WHAT THIS TASK INVOLVES:
Would it be possible to reproduce every entry exactly, please?

Data records for software interfaces:

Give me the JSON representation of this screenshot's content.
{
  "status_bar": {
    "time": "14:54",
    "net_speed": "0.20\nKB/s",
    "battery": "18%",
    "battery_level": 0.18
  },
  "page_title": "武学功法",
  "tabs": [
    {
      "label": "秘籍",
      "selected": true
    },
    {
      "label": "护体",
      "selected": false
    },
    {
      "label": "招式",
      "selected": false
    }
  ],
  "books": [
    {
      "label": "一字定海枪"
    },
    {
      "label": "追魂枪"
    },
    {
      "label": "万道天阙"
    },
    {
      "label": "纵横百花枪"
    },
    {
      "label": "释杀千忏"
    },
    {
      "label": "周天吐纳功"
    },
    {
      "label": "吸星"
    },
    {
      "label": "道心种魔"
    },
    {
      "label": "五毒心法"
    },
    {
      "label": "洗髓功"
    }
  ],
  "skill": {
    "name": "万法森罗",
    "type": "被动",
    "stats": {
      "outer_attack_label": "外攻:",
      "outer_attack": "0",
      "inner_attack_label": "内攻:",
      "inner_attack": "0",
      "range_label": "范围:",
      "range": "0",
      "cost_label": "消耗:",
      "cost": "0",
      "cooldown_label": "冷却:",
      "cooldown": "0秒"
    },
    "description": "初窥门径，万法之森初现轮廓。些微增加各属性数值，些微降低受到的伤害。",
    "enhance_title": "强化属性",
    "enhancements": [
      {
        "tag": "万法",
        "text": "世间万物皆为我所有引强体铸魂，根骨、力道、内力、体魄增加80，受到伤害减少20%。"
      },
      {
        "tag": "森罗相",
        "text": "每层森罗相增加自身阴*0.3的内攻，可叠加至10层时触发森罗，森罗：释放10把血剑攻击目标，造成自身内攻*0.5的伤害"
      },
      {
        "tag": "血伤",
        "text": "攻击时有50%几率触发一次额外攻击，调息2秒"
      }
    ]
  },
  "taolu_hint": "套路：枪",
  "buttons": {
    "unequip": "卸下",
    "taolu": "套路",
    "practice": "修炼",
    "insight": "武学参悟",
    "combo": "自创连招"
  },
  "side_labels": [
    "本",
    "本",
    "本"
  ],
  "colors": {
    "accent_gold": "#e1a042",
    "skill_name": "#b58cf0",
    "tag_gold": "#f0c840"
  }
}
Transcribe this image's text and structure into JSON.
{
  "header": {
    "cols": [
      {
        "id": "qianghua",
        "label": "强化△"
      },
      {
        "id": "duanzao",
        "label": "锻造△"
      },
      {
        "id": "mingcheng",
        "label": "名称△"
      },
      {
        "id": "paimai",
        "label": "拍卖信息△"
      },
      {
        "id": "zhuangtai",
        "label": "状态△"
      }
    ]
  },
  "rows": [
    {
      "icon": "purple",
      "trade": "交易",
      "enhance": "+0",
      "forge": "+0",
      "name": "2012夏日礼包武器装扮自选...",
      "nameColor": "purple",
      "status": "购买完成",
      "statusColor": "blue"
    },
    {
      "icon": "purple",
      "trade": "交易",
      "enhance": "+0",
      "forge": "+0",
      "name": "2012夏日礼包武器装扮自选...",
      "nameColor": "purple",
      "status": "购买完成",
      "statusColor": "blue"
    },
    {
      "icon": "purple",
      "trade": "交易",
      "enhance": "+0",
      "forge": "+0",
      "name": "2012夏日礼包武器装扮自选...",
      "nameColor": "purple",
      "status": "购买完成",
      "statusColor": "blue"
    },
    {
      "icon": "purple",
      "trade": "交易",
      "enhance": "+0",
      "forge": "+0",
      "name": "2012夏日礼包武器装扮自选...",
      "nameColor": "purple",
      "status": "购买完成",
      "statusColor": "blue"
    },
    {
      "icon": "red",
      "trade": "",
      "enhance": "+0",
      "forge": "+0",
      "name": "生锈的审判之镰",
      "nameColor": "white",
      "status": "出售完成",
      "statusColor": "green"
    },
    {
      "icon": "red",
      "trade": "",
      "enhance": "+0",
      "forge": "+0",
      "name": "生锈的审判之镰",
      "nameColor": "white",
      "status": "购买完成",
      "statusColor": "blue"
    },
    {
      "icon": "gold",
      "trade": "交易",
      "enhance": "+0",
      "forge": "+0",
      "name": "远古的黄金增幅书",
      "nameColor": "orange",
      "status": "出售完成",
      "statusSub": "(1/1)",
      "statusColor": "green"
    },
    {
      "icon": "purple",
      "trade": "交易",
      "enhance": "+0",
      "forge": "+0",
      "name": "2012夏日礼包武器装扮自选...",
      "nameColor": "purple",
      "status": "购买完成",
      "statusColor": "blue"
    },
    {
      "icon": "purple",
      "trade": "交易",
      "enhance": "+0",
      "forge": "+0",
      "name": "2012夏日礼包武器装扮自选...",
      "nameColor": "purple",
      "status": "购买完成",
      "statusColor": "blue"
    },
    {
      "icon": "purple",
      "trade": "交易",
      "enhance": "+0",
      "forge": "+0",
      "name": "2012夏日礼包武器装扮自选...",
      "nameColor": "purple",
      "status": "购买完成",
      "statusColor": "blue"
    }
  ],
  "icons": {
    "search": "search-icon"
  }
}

ANSWER TO THIS EXERCISE:
Give me the JSON representation of this screenshot's content.
{
  "status_bar": {
    "time": "14:54",
    "net_speed": "0.20\nKB/s",
    "battery": "18%",
    "battery_level": 0.18
  },
  "page_title": "武学功法",
  "tabs": [
    {
      "label": "秘籍",
      "selected": true
    },
    {
      "label": "护体",
      "selected": false
    },
    {
      "label": "招式",
      "selected": false
    }
  ],
  "books": [
    {
      "label": "一字定海枪"
    },
    {
      "label": "追魂枪"
    },
    {
      "label": "万道天阙"
    },
    {
      "label": "纵横百花枪"
    },
    {
      "label": "释杀千忏"
    },
    {
      "label": "周天吐纳功"
    },
    {
      "label": "吸星"
    },
    {
      "label": "道心种魔"
    },
    {
      "label": "五毒心法"
    },
    {
      "label": "洗髓功"
    }
  ],
  "skill": {
    "name": "万法森罗",
    "type": "被动",
    "stats": {
      "outer_attack_label": "外攻:",
      "outer_attack": "0",
      "inner_attack_label": "内攻:",
      "inner_attack": "0",
      "range_label": "范围:",
      "range": "0",
      "cost_label": "消耗:",
      "cost": "0",
      "cooldown_label": "冷却:",
      "cooldown": "0秒"
    },
    "description": "初窥门径，万法之森初现轮廓。些微增加各属性数值，些微降低受到的伤害。",
    "enhance_title": "强化属性",
    "enhancements": [
      {
        "tag": "万法",
        "text": "世间万物皆为我所有引强体铸魂，根骨、力道、内力、体魄增加80，受到伤害减少20%。"
      },
      {
        "tag": "森罗相",
        "text": "每层森罗相增加自身阴*0.3的内攻，可叠加至10层时触发森罗，森罗：释放10把血剑攻击目标，造成自身内攻*0.5的伤害"
      },
      {
        "tag": "血伤",
        "text": "攻击时有50%几率触发一次额外攻击，调息2秒"
      }
    ]
  },
  "taolu_hint": "套路：枪",
  "buttons": {
    "unequip": "卸下",
    "taolu": "套路",
    "practice": "修炼",
    "insight": "武学参悟",
    "combo": "自创连招"
  },
  "side_labels": [
    "本",
    "本",
    "本"
  ],
  "colors": {
    "accent_gold": "#e1a042",
    "skill_name": "#b58cf0",
    "tag_gold": "#f0c840"
  }
}
Transcribe this image's text and structure into JSON.
{
  "header": {
    "cols": [
      {
        "id": "qianghua",
        "label": "强化△"
      },
      {
        "id": "duanzao",
        "label": "锻造△"
      },
      {
        "id": "mingcheng",
        "label": "名称△"
      },
      {
        "id": "paimai",
        "label": "拍卖信息△"
      },
      {
        "id": "zhuangtai",
        "label": "状态△"
      }
    ]
  },
  "rows": [
    {
      "icon": "purple",
      "trade": "交易",
      "enhance": "+0",
      "forge": "+0",
      "name": "2012夏日礼包武器装扮自选...",
      "nameColor": "purple",
      "status": "购买完成",
      "statusColor": "blue"
    },
    {
      "icon": "purple",
      "trade": "交易",
      "enhance": "+0",
      "forge": "+0",
      "name": "2012夏日礼包武器装扮自选...",
      "nameColor": "purple",
      "status": "购买完成",
      "statusColor": "blue"
    },
    {
      "icon": "purple",
      "trade": "交易",
      "enhance": "+0",
      "forge": "+0",
      "name": "2012夏日礼包武器装扮自选...",
      "nameColor": "purple",
      "status": "购买完成",
      "statusColor": "blue"
    },
    {
      "icon": "purple",
      "trade": "交易",
      "enhance": "+0",
      "forge": "+0",
      "name": "2012夏日礼包武器装扮自选...",
      "nameColor": "purple",
      "status": "购买完成",
      "statusColor": "blue"
    },
    {
      "icon": "red",
      "trade": "",
      "enhance": "+0",
      "forge": "+0",
      "name": "生锈的审判之镰",
      "nameColor": "white",
      "status": "出售完成",
      "statusColor": "green"
    },
    {
      "icon": "red",
      "trade": "",
      "enhance": "+0",
      "forge": "+0",
      "name": "生锈的审判之镰",
      "nameColor": "white",
      "status": "购买完成",
      "statusColor": "blue"
    },
    {
      "icon": "gold",
      "trade": "交易",
      "enhance": "+0",
      "forge": "+0",
      "name": "远古的黄金增幅书",
      "nameColor": "orange",
      "status": "出售完成",
      "statusSub": "(1/1)",
      "statusColor": "green"
    },
    {
      "icon": "purple",
      "trade": "交易",
      "enhance": "+0",
      "forge": "+0",
      "name": "2012夏日礼包武器装扮自选...",
      "nameColor": "purple",
      "status": "购买完成",
      "statusColor": "blue"
    },
    {
      "icon": "purple",
      "trade": "交易",
      "enhance": "+0",
      "forge": "+0",
      "name": "2012夏日礼包武器装扮自选...",
      "nameColor": "purple",
      "status": "购买完成",
      "statusColor": "blue"
    },
    {
      "icon": "purple",
      "trade": "交易",
      "enhance": "+0",
      "forge": "+0",
      "name": "2012夏日礼包武器装扮自选...",
      "nameColor": "purple",
      "status": "购买完成",
      "statusColor": "blue"
    }
  ],
  "icons": {
    "search": "search-icon"
  }
}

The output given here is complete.